═════ Material provided ═════
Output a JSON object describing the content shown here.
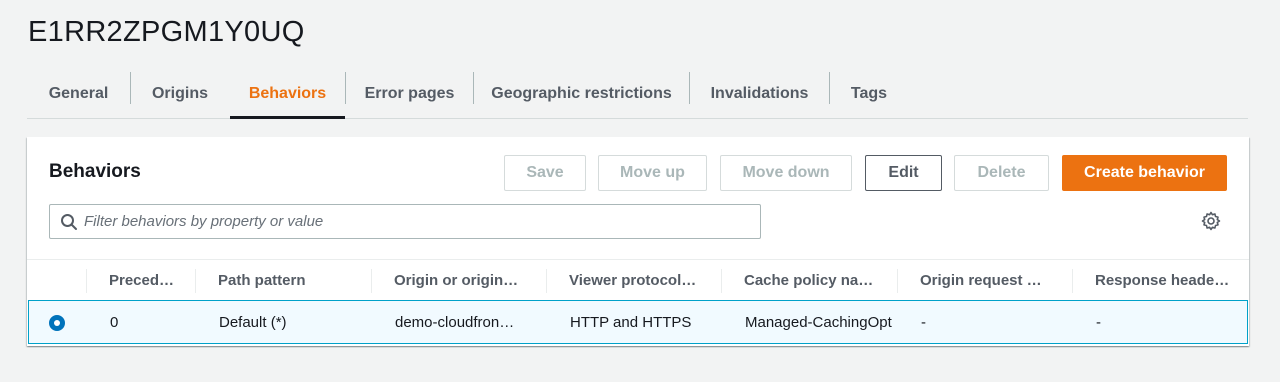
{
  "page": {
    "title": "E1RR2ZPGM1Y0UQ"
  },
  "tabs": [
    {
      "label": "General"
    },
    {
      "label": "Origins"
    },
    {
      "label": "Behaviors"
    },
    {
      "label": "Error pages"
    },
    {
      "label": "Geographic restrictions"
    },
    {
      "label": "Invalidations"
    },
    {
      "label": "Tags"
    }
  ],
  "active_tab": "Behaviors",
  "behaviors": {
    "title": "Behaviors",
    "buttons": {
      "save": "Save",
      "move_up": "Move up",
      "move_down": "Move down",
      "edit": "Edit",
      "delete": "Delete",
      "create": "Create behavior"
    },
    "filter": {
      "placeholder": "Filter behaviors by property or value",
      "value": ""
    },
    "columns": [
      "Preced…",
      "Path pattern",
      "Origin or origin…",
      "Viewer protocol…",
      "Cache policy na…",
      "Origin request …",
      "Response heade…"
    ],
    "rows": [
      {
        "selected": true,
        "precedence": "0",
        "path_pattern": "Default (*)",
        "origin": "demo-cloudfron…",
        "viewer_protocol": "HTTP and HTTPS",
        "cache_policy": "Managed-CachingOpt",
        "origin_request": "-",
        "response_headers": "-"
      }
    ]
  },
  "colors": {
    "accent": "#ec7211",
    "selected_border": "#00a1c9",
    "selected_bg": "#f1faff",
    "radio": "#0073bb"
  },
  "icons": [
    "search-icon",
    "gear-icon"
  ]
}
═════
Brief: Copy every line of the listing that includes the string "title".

Written solution:
    "title": "E1RR2ZPGM1Y0UQ"
    "title": "Behaviors",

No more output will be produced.